*Your task*. Keep only the lines that hold the string "Configuration", filtering out the rest of the entries below.

*Material shown*.

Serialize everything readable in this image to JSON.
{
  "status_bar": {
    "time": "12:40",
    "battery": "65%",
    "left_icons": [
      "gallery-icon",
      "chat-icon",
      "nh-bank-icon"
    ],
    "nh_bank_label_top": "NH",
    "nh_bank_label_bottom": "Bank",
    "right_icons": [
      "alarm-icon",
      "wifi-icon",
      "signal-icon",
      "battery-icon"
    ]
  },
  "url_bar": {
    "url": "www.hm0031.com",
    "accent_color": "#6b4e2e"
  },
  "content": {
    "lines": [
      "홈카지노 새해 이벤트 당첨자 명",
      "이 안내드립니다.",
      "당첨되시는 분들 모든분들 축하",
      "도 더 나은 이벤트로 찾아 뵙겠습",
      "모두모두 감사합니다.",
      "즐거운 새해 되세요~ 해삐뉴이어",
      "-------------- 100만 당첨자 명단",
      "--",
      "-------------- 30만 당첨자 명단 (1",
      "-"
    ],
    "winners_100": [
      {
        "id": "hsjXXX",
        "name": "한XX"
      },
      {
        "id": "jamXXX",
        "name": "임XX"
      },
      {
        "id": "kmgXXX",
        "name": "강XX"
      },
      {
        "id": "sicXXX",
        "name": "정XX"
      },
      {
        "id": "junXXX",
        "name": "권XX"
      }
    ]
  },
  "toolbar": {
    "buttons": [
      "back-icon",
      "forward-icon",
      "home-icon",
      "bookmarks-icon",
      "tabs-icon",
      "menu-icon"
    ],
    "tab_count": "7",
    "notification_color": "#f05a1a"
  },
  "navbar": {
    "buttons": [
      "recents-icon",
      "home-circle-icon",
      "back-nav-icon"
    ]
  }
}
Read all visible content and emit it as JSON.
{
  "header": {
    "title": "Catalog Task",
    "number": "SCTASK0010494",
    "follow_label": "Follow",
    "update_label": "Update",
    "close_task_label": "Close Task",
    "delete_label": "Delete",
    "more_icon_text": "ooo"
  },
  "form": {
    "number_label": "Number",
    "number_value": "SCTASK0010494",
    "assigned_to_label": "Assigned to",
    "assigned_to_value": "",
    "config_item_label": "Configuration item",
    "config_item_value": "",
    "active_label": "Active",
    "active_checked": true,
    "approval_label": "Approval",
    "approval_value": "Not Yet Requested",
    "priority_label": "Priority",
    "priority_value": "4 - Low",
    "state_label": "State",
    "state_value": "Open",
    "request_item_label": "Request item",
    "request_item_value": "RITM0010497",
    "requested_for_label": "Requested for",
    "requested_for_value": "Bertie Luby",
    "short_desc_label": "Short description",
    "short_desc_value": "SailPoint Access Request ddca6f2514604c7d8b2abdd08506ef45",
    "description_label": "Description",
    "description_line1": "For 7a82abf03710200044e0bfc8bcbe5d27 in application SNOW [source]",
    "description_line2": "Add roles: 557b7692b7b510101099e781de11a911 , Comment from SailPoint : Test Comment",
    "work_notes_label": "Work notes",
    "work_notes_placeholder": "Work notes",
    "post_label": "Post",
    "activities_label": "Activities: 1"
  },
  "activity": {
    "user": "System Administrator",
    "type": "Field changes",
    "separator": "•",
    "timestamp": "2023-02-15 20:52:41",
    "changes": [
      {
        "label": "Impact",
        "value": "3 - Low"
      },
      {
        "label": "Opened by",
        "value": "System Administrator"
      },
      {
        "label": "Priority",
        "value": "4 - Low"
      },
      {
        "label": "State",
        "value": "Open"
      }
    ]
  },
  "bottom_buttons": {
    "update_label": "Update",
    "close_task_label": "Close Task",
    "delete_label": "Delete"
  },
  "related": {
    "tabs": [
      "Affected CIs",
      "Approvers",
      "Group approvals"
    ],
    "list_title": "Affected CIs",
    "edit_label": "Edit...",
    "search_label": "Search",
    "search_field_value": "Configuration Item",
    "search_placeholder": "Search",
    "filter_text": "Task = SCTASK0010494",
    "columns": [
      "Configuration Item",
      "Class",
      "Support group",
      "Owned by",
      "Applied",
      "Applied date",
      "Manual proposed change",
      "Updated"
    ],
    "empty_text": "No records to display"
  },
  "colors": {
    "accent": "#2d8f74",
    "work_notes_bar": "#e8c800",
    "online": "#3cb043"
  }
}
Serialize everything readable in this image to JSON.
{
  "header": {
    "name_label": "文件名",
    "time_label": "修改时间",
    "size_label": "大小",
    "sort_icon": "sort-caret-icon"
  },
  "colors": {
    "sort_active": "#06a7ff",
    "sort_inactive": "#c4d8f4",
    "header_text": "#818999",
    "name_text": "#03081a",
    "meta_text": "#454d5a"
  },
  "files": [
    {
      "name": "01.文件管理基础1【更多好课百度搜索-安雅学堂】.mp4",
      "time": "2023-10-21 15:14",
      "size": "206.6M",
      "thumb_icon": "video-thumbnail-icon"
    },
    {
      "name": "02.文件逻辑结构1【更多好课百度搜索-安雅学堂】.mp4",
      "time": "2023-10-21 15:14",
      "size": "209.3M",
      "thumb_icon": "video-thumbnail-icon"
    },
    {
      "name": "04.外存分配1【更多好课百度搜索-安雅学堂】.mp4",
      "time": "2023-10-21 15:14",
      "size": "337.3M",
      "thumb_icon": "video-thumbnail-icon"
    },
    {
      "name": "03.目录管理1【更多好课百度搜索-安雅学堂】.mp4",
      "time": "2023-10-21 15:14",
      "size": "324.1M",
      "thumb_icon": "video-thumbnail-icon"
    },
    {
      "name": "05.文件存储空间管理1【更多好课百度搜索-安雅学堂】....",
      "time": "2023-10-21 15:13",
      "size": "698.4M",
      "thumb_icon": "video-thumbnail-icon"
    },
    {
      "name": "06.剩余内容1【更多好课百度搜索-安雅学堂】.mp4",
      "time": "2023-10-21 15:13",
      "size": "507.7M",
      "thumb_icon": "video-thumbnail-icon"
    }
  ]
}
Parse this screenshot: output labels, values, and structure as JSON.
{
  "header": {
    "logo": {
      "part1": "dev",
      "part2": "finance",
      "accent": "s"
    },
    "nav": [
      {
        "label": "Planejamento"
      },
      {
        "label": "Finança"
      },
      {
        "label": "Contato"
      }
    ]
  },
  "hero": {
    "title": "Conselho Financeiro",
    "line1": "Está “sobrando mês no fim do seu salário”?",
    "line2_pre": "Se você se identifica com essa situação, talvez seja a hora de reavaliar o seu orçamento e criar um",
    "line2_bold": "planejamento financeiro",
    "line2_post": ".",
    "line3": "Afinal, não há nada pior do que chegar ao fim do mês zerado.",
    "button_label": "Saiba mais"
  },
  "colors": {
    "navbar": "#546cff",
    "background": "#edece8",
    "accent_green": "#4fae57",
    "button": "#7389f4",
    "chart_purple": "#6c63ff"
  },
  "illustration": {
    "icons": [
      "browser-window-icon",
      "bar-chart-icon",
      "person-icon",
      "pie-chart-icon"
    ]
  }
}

*Response to this exercise*.
    "config_item_label": "Configuration item",
    "search_field_value": "Configuration Item",
      "Configuration Item",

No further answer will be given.